Waste Reduction

Reduce Wasted Food at Home

Planning, prepping and storing food can help your household waste less food. Here are some helpful tips:

Plan & Organize
  • > Plan out your meals for the week and stick to your shopping list, buying only the things needed for those meals.
  • > Check your refrigerator and pantry before going to the store; avoid buying food you already have.
  • > Keep your refrigerator organized by rotating new items to the back and items that need to be eaten soon to the front and center.
  • > Create an “eat me first” box or bowl to consume the most perishable items first.
Storage & Preparation
  • > Keep fruits that give off natural gases as they ripen (bananas,apples, tomatoes) in a different bin than other fruits and vegetables.
  • > Preserve fresh foods and leftovers by putting them in the freezer. Bread, meats, sliced fruit and abundant seasonal produce can all be frozen.
  • > Wait to wash berries until you are ready to eat them to prevent them from molding too soon.
  • > Prepare foods for quick and easy access by storing them in clear serving size storage containers.
  • Brussel Sprouts and other vegetables in glass storage containers
Be Thrifty & Save Money
  • > Be creative when cooking. Casseroles, soups and smoothies are great ways to make use of leftovers and fruits and vegetables past their prime.
  • > Shop smart! Start by shopping in your own refrigerator and cupboards first.
  • > Avoid shopping when you’re hungry, as that can lead to overbuying.
  • woman in a grocery stores checking off items from a list
  • > Buy locally-grown foods and less than perfect looking fruits and vegetables to save money.
  • > Pay attention to expiration dates and learn the difference between “sell-by,” “use-by” and “best-by” on products.

For more information on how to keep foods from spoiling and safe to eat, visit:

Kick-Start Your Zero Waste Routine

  • > Store your reusable shopping bags in your car, so you’ll have them with you every time you shop.
  • > Minimize your purchase of “ready to eat” foods that only come in non-recyclable packaging.
  • > Avoid using plastic bags from the store’s produce section by placing fruits in vegetables in your own reusable produce bags.

mesh bag filled with oranges

  • > Eliminate buying costly paper towels and instead use washable hand towels or rags when cleaning up.
  • > Put a stop to your mailbox overfilling with junk mail by removing your name from mailing distribution lists.
  • > Share magazines that you’ve already read with friends or donate them to school teachers for art projects.
  • > Donate unwanted clothing, household goods, and furniture to local charities.

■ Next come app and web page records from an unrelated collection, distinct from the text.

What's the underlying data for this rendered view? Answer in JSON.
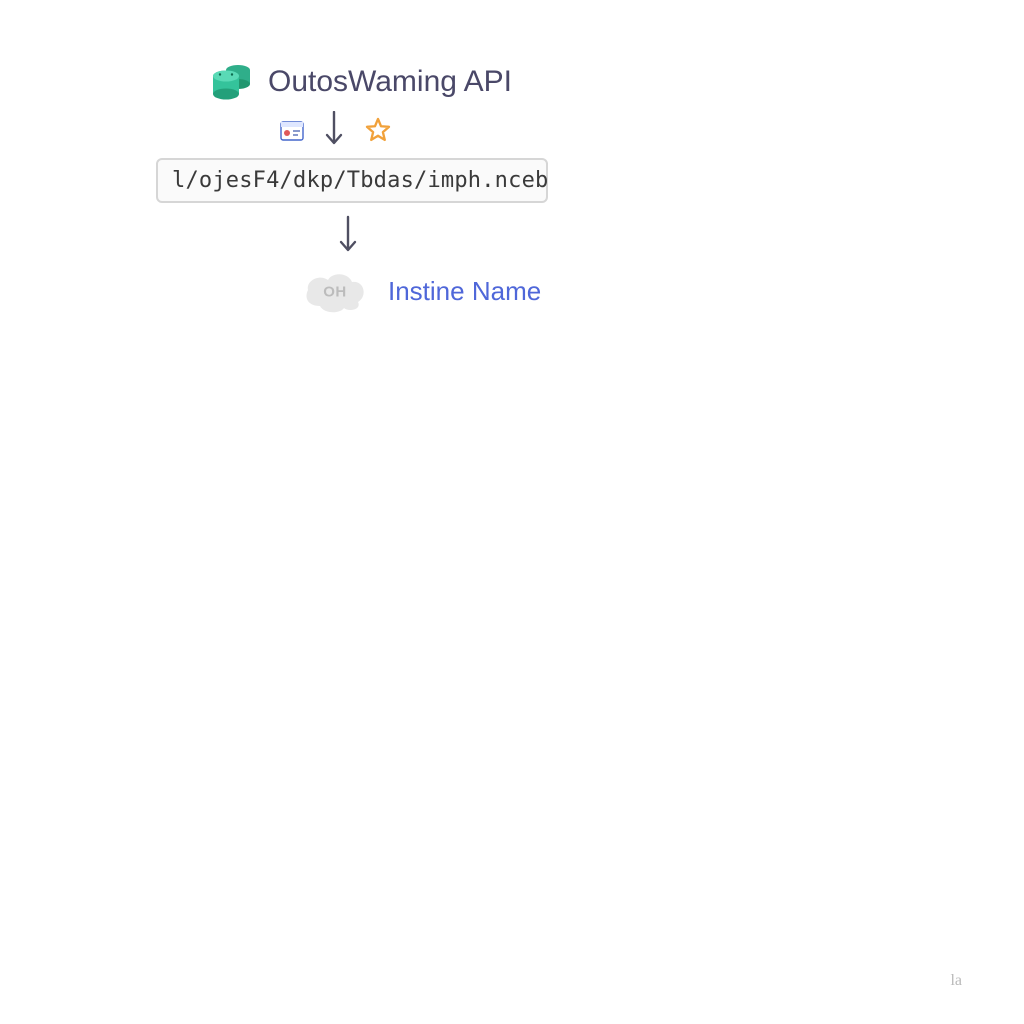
{
  "api": {
    "title": "OutosWaming API",
    "db_icon": "database-icon"
  },
  "icons": {
    "calendar": "calendar-icon",
    "arrow1": "arrow-down-icon",
    "star": "star-icon",
    "arrow2": "arrow-down-icon"
  },
  "path": {
    "value": "l/ojesF4/dkp/Tbdas/imph.nceb"
  },
  "instance": {
    "cloud_tag": "OH",
    "label": "Instine Name"
  },
  "watermark": "la",
  "colors": {
    "db_green": "#2fae8a",
    "title": "#4a4868",
    "path_border": "#d6d6d6",
    "path_bg": "#fafafa",
    "arrow": "#5a5a6a",
    "star": "#f1a13a",
    "cloud_fill": "#e6e6e6",
    "cloud_text": "#bcbcbc",
    "instance": "#4f67d9"
  }
}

blue plastic tub filled with fold clothes ready for donation

  • > Consider refurbish a piece of furniture before going out to buy new items. Odds are there’s a YouTube video on how to restore it.
  • > Take a recycling refresher and revisit the list of accepted materials of what can and can’t be recycled your home and work.

cover page of quick print list of recyclables


  • > Inventory recyclables that are making their way into your trash and start recycling those materials from now on.
  • > Stop putting non-accepted items in your recycling bins, as these contaminants lower the value and marketability of the accepted recyclables.
  • > No need to buy small plastic trash bags. Instead, try using alternatives, such as empty large-sized cereal bags for lining small wastebaskets.
  • > Make your own travel-size containers. For example, reuse contact lens cases to carry around small amounts of hand lotion.

green contact lens case

  • > Help to “close the loop” by purchasing products made with recycled content whenever possible. For example, a least one brand of toilet paper made for recycled paper is available at most shopping stores.
  • > Looked for the words “Made from Recycled Paper” when buying paper for your printer.

Made from 100 percent recycled materials logo

  • > When eating out or ordering take-out, ask for items you don’t want to be left off your plate.
  • > Start composting your food scraps in your own home backyard compost pile.

lady emptying food scraps into a backyard compost bin

Helpful Waste Reduction Links

EPA - Reducing Waste: What You Can Do
Zero Waste Home
Recycle Now
Green Education Foundation